1) The bog myrtle.
Leland commented on its frequency in the Isle of Axholme and it was formerly common also in the Thorne and Hatfield Levels: 1529 for risshis, birk, and gales strewed in the chappell, York
1687 required candles, which being refused then they immediately lighted gale, carrying it in their hands, up and down the house and under the beds, Hatfield.
2) A narrow lane, particularly common in York in the centuries immediately after the Conquest, especially as a street-name suffix.
1353 ‘the lane called Noutegale’, York
1387 ‘the highway called Dousgayle on the south’, Acaster Malbis
1529 ij tenementes lyeng in Jubergate and Feisgaill, York
1661 ‘abuts upon the gaile lane’, Acomb.
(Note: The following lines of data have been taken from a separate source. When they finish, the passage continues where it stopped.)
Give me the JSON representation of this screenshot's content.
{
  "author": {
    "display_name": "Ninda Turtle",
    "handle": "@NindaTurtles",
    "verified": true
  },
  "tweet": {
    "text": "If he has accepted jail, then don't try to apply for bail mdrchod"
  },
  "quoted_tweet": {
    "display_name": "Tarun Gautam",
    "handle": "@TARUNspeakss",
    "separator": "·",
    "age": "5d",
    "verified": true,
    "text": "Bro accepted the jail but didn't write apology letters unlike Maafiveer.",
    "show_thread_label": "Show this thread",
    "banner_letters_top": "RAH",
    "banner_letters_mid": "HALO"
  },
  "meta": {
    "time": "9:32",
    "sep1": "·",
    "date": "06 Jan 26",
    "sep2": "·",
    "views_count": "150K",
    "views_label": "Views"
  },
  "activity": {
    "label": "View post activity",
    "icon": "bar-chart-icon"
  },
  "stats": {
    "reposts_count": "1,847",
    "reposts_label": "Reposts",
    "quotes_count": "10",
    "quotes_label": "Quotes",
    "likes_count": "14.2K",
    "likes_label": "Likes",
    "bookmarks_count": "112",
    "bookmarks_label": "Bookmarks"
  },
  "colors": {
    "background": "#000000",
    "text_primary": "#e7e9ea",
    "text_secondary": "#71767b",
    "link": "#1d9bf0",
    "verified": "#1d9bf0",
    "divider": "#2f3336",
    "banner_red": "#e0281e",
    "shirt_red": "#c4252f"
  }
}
It was replaced by 'gate' and 'lane' as it fell out of use and had virtually disappeared in the city by 1600: 1585 Feesgale als Feesgate, York. It is difficult to judge how long it survived as a vobaculary item but some of the names appear to have been coined well after the Conquest: James de Ispania became Master of St Leonard’s Hospital in 1288 and may have given his name to ‘a lane called Ispyngayll’, recorded in 1327.